[TASK STATEMENT]:
Starting with the line that contains "What data populates", copy out each line through the end of the entries below, exactly as written, and nothing else.

[Web page and app entries]:
--

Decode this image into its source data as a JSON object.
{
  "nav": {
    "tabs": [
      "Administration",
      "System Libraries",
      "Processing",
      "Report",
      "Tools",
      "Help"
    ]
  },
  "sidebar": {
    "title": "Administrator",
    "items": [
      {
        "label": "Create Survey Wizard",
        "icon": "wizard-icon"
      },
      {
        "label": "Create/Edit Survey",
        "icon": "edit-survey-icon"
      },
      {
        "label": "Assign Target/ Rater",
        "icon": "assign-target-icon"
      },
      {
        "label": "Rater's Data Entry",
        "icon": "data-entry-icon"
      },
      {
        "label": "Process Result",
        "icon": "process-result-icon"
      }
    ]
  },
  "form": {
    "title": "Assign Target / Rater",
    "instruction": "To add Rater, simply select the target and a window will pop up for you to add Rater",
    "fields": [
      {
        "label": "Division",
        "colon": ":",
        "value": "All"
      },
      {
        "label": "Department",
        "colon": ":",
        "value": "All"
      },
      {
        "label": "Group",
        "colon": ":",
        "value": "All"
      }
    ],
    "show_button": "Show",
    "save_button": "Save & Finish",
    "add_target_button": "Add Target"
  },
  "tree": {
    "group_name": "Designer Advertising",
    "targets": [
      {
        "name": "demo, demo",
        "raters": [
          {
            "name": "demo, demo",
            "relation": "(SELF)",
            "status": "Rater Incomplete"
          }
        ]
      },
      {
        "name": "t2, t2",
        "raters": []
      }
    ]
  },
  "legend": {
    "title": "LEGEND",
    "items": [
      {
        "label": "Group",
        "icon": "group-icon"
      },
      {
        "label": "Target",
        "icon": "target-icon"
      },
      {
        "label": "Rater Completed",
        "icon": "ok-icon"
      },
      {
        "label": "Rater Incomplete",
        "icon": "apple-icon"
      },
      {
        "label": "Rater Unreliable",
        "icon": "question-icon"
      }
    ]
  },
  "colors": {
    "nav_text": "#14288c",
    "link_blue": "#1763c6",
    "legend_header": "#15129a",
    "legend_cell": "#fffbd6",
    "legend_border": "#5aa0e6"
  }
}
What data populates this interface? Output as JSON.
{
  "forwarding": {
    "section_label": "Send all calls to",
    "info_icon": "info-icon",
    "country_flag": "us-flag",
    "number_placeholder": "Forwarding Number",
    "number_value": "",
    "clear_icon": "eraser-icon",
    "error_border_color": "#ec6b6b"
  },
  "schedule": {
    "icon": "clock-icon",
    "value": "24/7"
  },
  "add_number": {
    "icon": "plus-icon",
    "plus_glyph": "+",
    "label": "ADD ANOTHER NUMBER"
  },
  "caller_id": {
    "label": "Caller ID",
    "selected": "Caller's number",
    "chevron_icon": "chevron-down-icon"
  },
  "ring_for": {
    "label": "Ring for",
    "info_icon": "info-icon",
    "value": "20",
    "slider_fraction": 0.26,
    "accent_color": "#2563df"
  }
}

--

[RESULT OF THE TASK]:
What data populates this interface? Output as JSON.
{
  "forwarding": {
    "section_label": "Send all calls to",
    "info_icon": "info-icon",
    "country_flag": "us-flag",
    "number_placeholder": "Forwarding Number",
    "number_value": "",
    "clear_icon": "eraser-icon",
    "error_border_color": "#ec6b6b"
  },
  "schedule": {
    "icon": "clock-icon",
    "value": "24/7"
  },
  "add_number": {
    "icon": "plus-icon",
    "plus_glyph": "+",
    "label": "ADD ANOTHER NUMBER"
  },
  "caller_id": {
    "label": "Caller ID",
    "selected": "Caller's number",
    "chevron_icon": "chevron-down-icon"
  },
  "ring_for": {
    "label": "Ring for",
    "info_icon": "info-icon",
    "value": "20",
    "slider_fraction": 0.26,
    "accent_color": "#2563df"
  }
}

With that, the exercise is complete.